THE digital age has never been more advanced than ever over the last decade or so. I might not be an expert on social media and marketing. Nonetheless, I am a young Guyanese who frequently uses the Internet. I have seen firsthand how social media has transformed our tourism industry. During the COVID-19 pandemic, we were all forced to switch to digital platforms. I think that was a blessing in disguise. At the time, we probably didn’t know this, but I’m glad that many of us used the technology at hand. I’ve seen how social media tourism pages in Guyana made use of this opportunity. Apart from this, many young influencers, travel enthusiasts, and adventurers used social media and other digital platforms to promote and encourage tourism in Guyana. In essence, social media allowed us to share aspects of our life, culture, geographical landscapes, landmarks, and other key areas of interest within our country.
Social media allowed us to create an open catalogue and platform for the rest of the world to view who we are, where we live, and how we live. The world is finally getting to know our name on multiple media platforms, mainly because of the Internet. By now, I’m sure many of you are aware of the various tourism websites, social media, pages, and blogs/blogs that are available with Guyanese tourism content. The idea for this article came about after viewing an Instagram reel video with a foreigner who recently visited our country. The video was short but it captured the beauty and essence of our country perfectly within 10 seconds. That 10-second video encouraged so many people in the comments from various countries worldwide to visit Guyana––a country many probably didn’t even know of prior to watching the video. It blew my mind. The video had approximately 100,000 views alone. This is just one of many other examples I’ve encountered on my personal social media. While these platforms are available, it should be noted that the quality of content is just as important as the platform itself. While the world is advancing with technology, there’s still so much for us, to learn here in Guyana.

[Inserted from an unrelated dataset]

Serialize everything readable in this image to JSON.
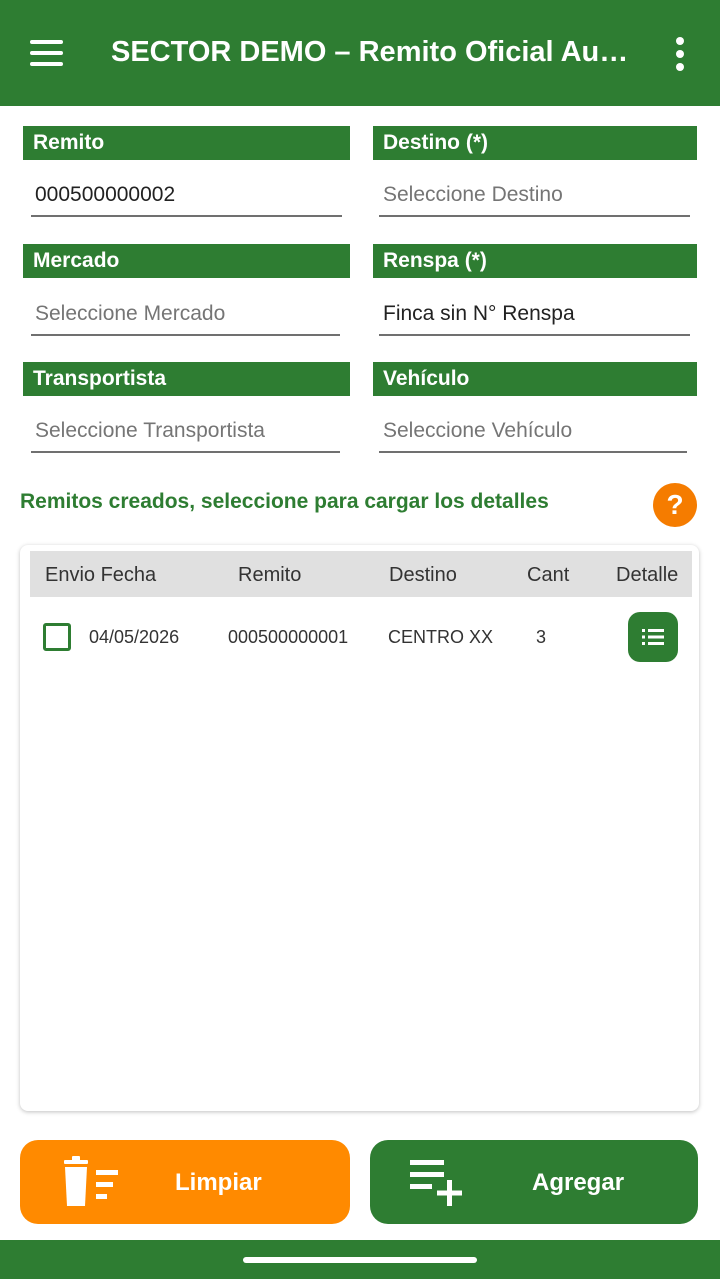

My youth column has always been a platform that opens discussions and dialogue for the perspectives of young people in our country. I am confident that this perspective is also one that is held by many other young Guyanese. Simple things such as hotel reviews, a video experience at a local restaurant, or a social media guide/list of the most visited places in Guyana can boost our tourism industry in unimaginable ways. Social media as we know it, allows us to create content and share it with the rest of the world to see. How many of us have looked at reels or pictures and dreamed of seeing that exact location in real life? Do you know how many people will add Kaieteur falls, the Iwokrama Canopy Walkway, or the St. George’s Cathedral to their wishlist if only we give them a glimpse of their beauty and history? Digitally, I’d like to encourage you all to help extend our country’s reach on the global map. A like, share, or comment can go a long way for our local creators as well. We have all that we need at our disposal, it’s just a matter of utilising it effectively.